Scores of vulnerable asylum seekers, including suspected victims of trafficking, are scheduled to be deported this week as the home secretary Priti Patel ramps up removal operations ahead of Brexit.
Three flights this week, two to Germany and one to France, with possible transfers to Austria, Poland, Spain and Lithuania, are planned amid opposition from campaigners who say they have evidence that cases are being “rushed” through to avoid Patel’s own published policy on identifying trafficking victims.
The development comes days after Patel branded those calling for last week’s deportation flight to Jamaica to be stopped as “do-gooding celebrities”, a label that prompted victims of the Windrush scandal to describe the home secretary as “deeply insulting and patronising”.
Groups monitoring the impending round of flights to the EU say that the Home Office’s planned operation to remove potential trafficking and torture victims without proper screening is unlawful and breaches a recent interim high court order.
The flights are operating under the EU’s Dublin convention legislation that allows states to return people to an EU country where they have already made an asylum claim – a right the UK retains during the Brexit transition period.
Soon, unless another transfer arrangement is agreed with the EU, the UK will no longer be able to forcibly deport asylum seekers who have passed through other EU countries.
Lawyers acting for those scheduled to be deported on this week’s flights say they haven’t been properly screened to identify serious vulnerabilities or asked two key questions: “Why have you come to the UK’? and “Please outline your journey to the UK.”
An interim high court ruling last month said the Home Office’s failure to ask such questions was arguably “unlawful” and risked a “serious risk of injustice and irreversible harm.” The ruling ordered the Home Office to reinstate the two questions for arriving asylum seekers.
However the Jesuit Refugee Service UK, an international Catholic group that operates inside Heathrow immigration detention centres, Colnbrook and Harmondsworth, said it had evidence that the Home Office was planning to deport individuals this week who hadn’t been asked the questions.
Sarah Teather, director of JSR UK, said: “Under cover of Covid and the rush for Brexit, the government are subjecting survivors of trafficking and torture to brutal treatment.”
“Skipping sections of your own due process to avoid listening to details of trafficking that would require a more careful approach to the person in front of you is staggeringly cynical.”
Teather, whose group is representing eight asylum seekers due to be deported by charter flight this week, added: “They’ve been told this practice is unacceptable by the high court, yet they continue to rush people through the process regardless, perhaps safe in the knowledge that the most vulnerable and traumatised asylum seekers are struggling to access legal advice in detention right now.
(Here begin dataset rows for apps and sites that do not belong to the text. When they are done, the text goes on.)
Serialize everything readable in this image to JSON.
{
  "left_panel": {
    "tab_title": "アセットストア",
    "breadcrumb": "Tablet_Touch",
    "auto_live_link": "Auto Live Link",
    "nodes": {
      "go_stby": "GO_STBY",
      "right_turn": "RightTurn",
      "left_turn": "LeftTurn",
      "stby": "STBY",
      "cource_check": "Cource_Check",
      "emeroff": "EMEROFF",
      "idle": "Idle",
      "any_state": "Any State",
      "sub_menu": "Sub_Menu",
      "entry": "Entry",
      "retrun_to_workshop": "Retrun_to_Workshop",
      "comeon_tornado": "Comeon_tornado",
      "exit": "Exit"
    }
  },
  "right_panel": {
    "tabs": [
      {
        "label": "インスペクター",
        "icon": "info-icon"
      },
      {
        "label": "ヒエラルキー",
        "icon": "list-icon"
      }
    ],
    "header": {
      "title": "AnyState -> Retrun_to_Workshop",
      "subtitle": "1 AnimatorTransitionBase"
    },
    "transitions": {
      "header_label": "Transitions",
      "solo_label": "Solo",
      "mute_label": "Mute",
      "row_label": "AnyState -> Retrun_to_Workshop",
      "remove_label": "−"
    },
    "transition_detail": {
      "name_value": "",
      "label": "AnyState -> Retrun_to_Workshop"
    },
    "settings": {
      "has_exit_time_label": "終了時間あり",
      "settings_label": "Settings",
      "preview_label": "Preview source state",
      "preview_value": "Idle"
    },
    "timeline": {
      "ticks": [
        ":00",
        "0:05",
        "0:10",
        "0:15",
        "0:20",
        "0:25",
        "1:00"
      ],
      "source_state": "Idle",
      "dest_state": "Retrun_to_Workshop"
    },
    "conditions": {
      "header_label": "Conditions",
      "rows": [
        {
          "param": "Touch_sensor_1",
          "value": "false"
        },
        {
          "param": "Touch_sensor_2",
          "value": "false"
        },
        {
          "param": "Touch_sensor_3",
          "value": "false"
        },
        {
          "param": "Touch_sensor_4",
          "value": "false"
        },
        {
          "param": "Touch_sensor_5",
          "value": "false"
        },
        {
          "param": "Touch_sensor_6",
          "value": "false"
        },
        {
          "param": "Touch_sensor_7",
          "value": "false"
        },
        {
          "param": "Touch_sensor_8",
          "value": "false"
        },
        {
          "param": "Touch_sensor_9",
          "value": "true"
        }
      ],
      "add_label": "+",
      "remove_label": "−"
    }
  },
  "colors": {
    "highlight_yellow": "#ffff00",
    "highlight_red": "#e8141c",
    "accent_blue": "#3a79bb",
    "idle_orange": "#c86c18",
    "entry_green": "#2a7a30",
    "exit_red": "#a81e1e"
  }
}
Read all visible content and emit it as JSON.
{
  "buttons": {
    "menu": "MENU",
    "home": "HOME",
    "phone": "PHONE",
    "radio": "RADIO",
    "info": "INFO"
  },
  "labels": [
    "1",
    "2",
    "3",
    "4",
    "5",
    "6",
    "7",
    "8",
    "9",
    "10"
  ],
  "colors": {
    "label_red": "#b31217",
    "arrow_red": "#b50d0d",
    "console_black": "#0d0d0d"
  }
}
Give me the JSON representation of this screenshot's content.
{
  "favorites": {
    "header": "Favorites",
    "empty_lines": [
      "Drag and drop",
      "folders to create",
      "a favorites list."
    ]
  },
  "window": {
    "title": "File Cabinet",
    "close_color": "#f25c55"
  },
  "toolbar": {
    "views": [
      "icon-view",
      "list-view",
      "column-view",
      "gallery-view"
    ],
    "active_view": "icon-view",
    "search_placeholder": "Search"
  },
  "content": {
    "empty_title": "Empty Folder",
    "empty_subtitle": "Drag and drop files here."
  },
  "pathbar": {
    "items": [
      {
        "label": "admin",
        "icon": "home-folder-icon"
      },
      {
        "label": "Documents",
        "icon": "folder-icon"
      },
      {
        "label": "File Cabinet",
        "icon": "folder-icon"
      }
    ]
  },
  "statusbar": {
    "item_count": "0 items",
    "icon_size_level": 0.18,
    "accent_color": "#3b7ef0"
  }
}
It demonstrates a complete disregard for human life and it is a shameful episode.”
The JRS is currently supporting 11 men who recently crossed the Channel in small boats and who have experienced trafficking, forced labour and torture on their journey to the UK.
One is from Syria and the rest from Sudan, a journey typically takes them through Libya, which is known to be rife with trafficking with numerous accounts of mistreatment and torture.
“Some have told us that they were sold between gangs, forced to work and never paid. Others were sold on repeatedly to other traffickers. Many bear the physical and mental scarring of this time,” added Teather.
One of the Sudanese men supported by JRS UK had spent four years in such conditions in Libya, but could not explain this at his “screening” interview as it was cut short.
Six others have shared records of their screening interviews with all six confirming that officials skipped the key questions: “Why have you come to the UK’? and “Please outline your journey to the UK.”
Four individuals whose screening interviews were cut short are scheduled to be removed on charter flights this week. A further four potential victims of trafficking have also removals scheduled for this week amid concerns from the organisation that they also have not been given full screening interviews.
All individuals held in immigration detention also have the right to legal advice, but Teather says legal access is currently erratic and she fears that some of those on this week’s flights will have been unable to challenge their removal.
A Home Office spokesperson said: “We remain determined to fix the broken asylum system so that it is firm and fair and make no apology for removing those with no right to remain in the UK.
“All individuals due to be removed have or will have been through a screening interview, which includes updated questions on trafficking, prior to removal. To suggest otherwise is inaccurate.”